The trade measures currently being taken by the US could have some interesting second-order effects. While the trade policies such as tariffs could bring in some additional revenue, it could result in global demand and liquidity being squeezed further down the line. Furthermore, lower trade could result in reduced global demand for the products and services that the US exports and in turn reduce the potential for economic growth.
For instance, if the US does successfully reduce the trade deficit and brings supply chains back to the US, the US Dollar would presumably strengthen on lower net outflows. Historically, lower trade volumes have coincided with a stronger USD (and vice versa).
A strong USD would have a tightening effect on liquidity, and potentially disrupt the end of a financialised global economy which relies heavily on rising liquidity and leverage. Note the correlation between volatility (see the VIX gauge below) and dollar liquidity concerns.
As it is, the supply of the US Dollar is already exceptionally low and appears to have been contracting in recent months. This is being driven by the fact that US current account deficits are steady or declining, lower Fed intervention (note the strong correlation with Fed assets below) and the erosion of the US monetary base (see M1 below).
Even if the current administration only succeeds in making limited progress in its attempts to reduce current account deficits and disrupt global supply chains, this would mean that countries such as China, Germany, Japan, and Korea would have to revert from their current surpluses. Countries such as Italy, Greece, and Spain would also be (inversely) affected, resulting in profound shifts in global liquidity dynamics. In particular, countries with US Dollar-denominated debt loads could run into trouble - many emerging economies still carry disproportionately high USD debt loads.
Source: Wolf Street
Lower trade, reduced liquidity and a limited USD supply could finally be the key to reversing the decades-long leveraging of the global economy post-Bretton Woods. The trade war, in particular, could well be the straw that (finally) breaks the camel's back. After over a year of negotiations, little progress has been made and tensions between both the US and China are on the rise.
From a broader context, with so many risks to global liquidity on the horizon, I believe it is time for investors to be prudent.
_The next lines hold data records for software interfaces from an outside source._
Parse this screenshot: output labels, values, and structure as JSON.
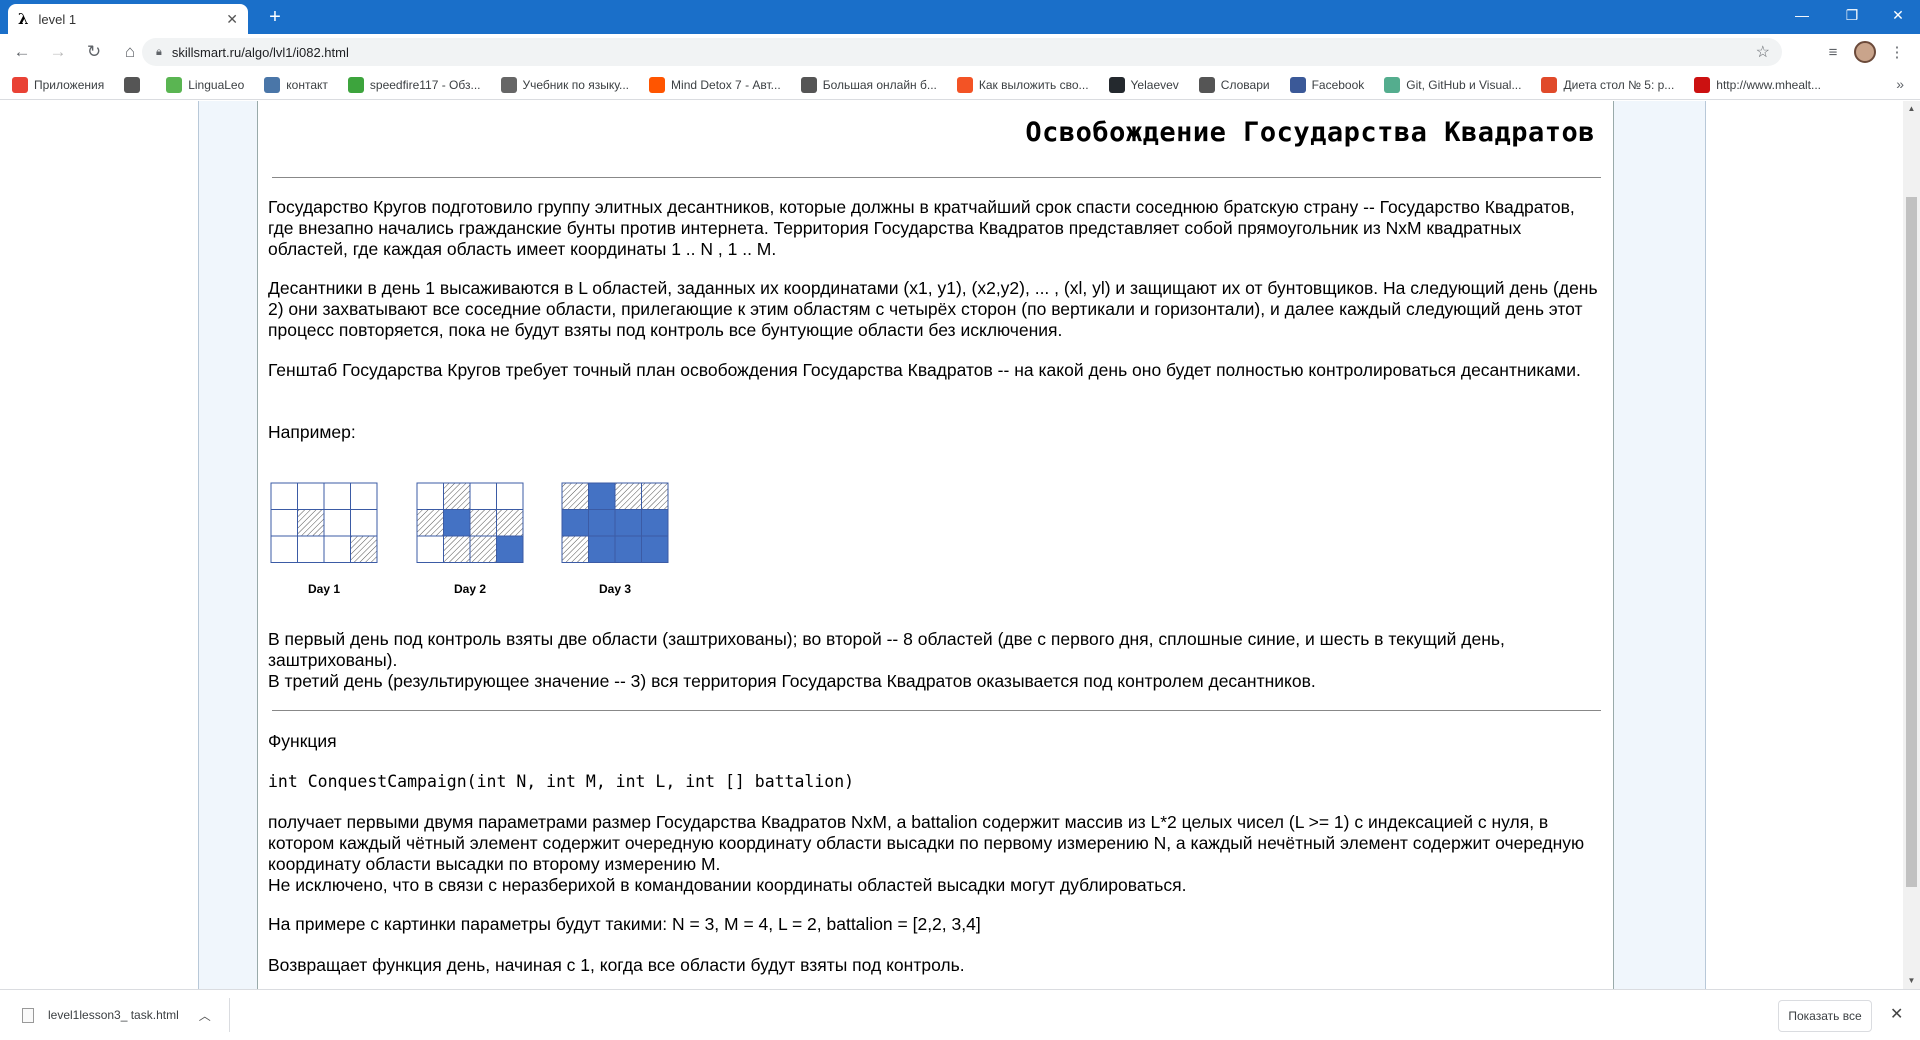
{
  "browser": {
    "tab_title": "level 1",
    "tab_icon": "λ",
    "url": "skillsmart.ru/algo/lvl1/i082.html",
    "bookmarks": [
      {
        "label": "Приложения",
        "icon": "apps-grid-icon",
        "color": "#e94235"
      },
      {
        "label": "",
        "icon": "globe-icon",
        "color": "#555555"
      },
      {
        "label": "LinguaLeo",
        "icon": "lingualeo-icon",
        "color": "#5ab552"
      },
      {
        "label": "контакт",
        "icon": "vk-icon",
        "color": "#4a76a8"
      },
      {
        "label": "speedfire117 - Обз...",
        "icon": "speedfire-icon",
        "color": "#3da43d"
      },
      {
        "label": "Учебник по языку...",
        "icon": "mail-icon",
        "color": "#666666"
      },
      {
        "label": "Mind Detox 7 - Авт...",
        "icon": "soundcloud-icon",
        "color": "#ff5500"
      },
      {
        "label": "Большая онлайн б...",
        "icon": "globe-icon",
        "color": "#555555"
      },
      {
        "label": "Как выложить сво...",
        "icon": "windows-icon",
        "color": "#f35325"
      },
      {
        "label": "Yelaevev",
        "icon": "github-icon",
        "color": "#24292e"
      },
      {
        "label": "Словари",
        "icon": "globe-icon",
        "color": "#555555"
      },
      {
        "label": "Facebook",
        "icon": "facebook-icon",
        "color": "#3b5998"
      },
      {
        "label": "Git, GitHub и Visual...",
        "icon": "stepik-icon",
        "color": "#54ad8e"
      },
      {
        "label": "Диета стол № 5: р...",
        "icon": "diet-icon",
        "color": "#e04a2a"
      },
      {
        "label": "http://www.mhealt...",
        "icon": "mh-icon",
        "color": "#cc1111"
      }
    ]
  },
  "page": {
    "title": "Освобождение Государства Квадратов",
    "para1": "Государство Кругов подготовило группу элитных десантников, которые должны в кратчайший срок спасти соседнюю братскую страну -- Государство Квадратов, где внезапно начались гражданские бунты против интернета. Территория Государства Квадратов представляет собой прямоугольник из NxM квадратных областей, где каждая область имеет координаты 1 .. N , 1 .. M.",
    "para2": "Десантники в день 1 высаживаются в L областей, заданных их координатами (x1, y1), (x2,y2), ... , (xl, yl) и защищают их от бунтовщиков. На следующий день (день 2) они захватывают все соседние области, прилегающие к этим областям с четырёх сторон (по вертикали и горизонтали), и далее каждый следующий день этот процесс повторяется, пока не будут взяты под контроль все бунтующие области без исключения.",
    "para3": "Генштаб Государства Кругов требует точный план освобождения Государства Квадратов -- на какой день оно будет полностью контролироваться десантниками.",
    "example_label": "Например:",
    "days": [
      {
        "label": "Day 1",
        "cells": [
          [
            "e",
            "e",
            "e",
            "e"
          ],
          [
            "e",
            "h",
            "e",
            "e"
          ],
          [
            "e",
            "e",
            "e",
            "h"
          ]
        ]
      },
      {
        "label": "Day 2",
        "cells": [
          [
            "e",
            "h",
            "e",
            "e"
          ],
          [
            "h",
            "s",
            "h",
            "h"
          ],
          [
            "e",
            "h",
            "h",
            "s"
          ]
        ]
      },
      {
        "label": "Day 3",
        "cells": [
          [
            "h",
            "s",
            "h",
            "h"
          ],
          [
            "s",
            "s",
            "s",
            "s"
          ],
          [
            "h",
            "s",
            "s",
            "s"
          ]
        ]
      }
    ],
    "para4a": "В первый день под контроль взяты две области (заштрихованы); во второй -- 8 областей (две с первого дня, сплошные синие, и шесть в текущий день, заштрихованы).",
    "para4b": "В третий день (результирующее значение -- 3) вся территория Государства Квадратов оказывается под контролем десантников.",
    "function_label": "Функция",
    "signature": "int ConquestCampaign(int N, int M, int L, int [] battalion)",
    "para5a": "получает первыми двумя параметрами размер Государства Квадратов NxM, а battalion содержит массив из L*2 целых чисел (L >= 1) с индексацией с нуля, в котором каждый чётный элемент содержит очередную координату области высадки по первому измерению N, а каждый нечётный элемент содержит очередную координату области высадки по второму измерению M.",
    "para5b": "Не исключено, что в связи с неразберихой в командовании координаты областей высадки могут дублироваться.",
    "para6": "На примере с картинки параметры будут такими: N = 3, M = 4, L = 2, battalion = [2,2, 3,4]",
    "para7": "Возвращает функция день, начиная с 1, когда все области будут взяты под контроль."
  },
  "downloads": {
    "filename": "level1lesson3_ task.html",
    "show_all": "Показать все"
  },
  "colors": {
    "solid_cell": "#4472c4",
    "hatch_stroke": "#555555",
    "titlebar": "#1a6fc9"
  }
}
For instance, I think hedging tail risks should be top of mind in today's uncertain markets - investors should consider allocating gold to their portfolios.
Disclosure: I/we have no positions in any stocks mentioned, and no plans to initiate any positions within the next 72 hours. I wrote this article myself, and it expresses my own opinions. I am not receiving compensation for it (other than from Seeking Alpha). I have no business relationship with any company whose stock is mentioned in this article.